Stochastic interacting particle systems models for reaction-diffusion systems: Non-linear kinetics, steady-state bifurcations (phase transitions), reaction fronts

Wednesday, April 1, 2009 - 11:15am - 12:15pm
Lind 409
James Evans (Iowa State University)
Traditionally, non-linear reaction kinetics and associated spatiotemporal reaction-diffusion behavior have been analyzed with mean-field rate and reaction-diffusion equations. This formulation assumes that the reactants are well-mixed, ignoring spatial correlations and fluctuations. This is akin to the mean-field Van der Waals equation of state for a fluid which has long since been surpassed by statistical mechanical treatments of phase transitions and critical phenomena. The recent USDOE Basic Science Grand Challenges report proposes an analogous sophisticated treatment of such far-from-equilibrium systems (such as chemical reactions), where the thermodynamic framework available for equilibrium systems does not apply. Here, we investigate a statistical mechanical lattice-gas or interacting particle systems (IPS) realization of Schloegl's 2nd model for autocatalysis. The mean-field model displays bistability between a reactive and a poisoned state. In contrast, the IPS realization exhibits a discontinuous phase transition between these states with associated metastability and nucleation phenomena. This is mostly analogous to behavior in equilibrium fluid systems. However, the IPS realization also exhibits generic two-phase coexistence, behavior never seen in an equilibrium system.

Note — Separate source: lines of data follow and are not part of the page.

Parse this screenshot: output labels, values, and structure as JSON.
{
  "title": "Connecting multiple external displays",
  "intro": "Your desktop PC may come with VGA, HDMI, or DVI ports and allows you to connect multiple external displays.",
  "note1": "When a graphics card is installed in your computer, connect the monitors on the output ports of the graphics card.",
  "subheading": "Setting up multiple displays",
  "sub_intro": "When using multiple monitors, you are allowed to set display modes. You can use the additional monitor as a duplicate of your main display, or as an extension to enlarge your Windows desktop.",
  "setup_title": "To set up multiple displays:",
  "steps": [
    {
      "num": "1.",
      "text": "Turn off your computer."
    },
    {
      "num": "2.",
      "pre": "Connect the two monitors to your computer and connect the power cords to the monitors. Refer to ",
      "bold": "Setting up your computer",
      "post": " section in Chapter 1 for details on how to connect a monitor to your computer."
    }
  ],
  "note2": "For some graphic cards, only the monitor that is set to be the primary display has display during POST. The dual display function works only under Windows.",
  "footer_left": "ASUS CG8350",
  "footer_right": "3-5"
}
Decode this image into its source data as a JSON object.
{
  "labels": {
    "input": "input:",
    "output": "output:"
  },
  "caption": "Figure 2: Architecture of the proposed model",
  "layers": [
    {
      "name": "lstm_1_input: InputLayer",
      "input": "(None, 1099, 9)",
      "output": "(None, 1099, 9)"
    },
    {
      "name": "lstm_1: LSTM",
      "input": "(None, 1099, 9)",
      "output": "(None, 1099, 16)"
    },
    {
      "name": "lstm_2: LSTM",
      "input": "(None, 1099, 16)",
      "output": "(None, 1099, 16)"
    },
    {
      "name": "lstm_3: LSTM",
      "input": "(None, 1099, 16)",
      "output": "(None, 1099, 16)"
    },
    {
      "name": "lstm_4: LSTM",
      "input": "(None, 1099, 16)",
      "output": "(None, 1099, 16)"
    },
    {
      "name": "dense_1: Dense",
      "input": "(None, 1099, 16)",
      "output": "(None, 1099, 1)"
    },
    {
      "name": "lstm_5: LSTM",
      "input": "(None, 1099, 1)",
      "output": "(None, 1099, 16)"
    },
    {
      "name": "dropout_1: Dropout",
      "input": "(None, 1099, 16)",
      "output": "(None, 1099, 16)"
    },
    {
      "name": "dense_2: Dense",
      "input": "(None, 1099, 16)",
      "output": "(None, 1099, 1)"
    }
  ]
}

References: Phys. Rev. Lett. 98 (2007) 050601; Phys. Rev. E 75 (2007); Physica A 387 (2008); J Stat. Phys. (2009); J. Chem. Phys. 130 (2009) 074106.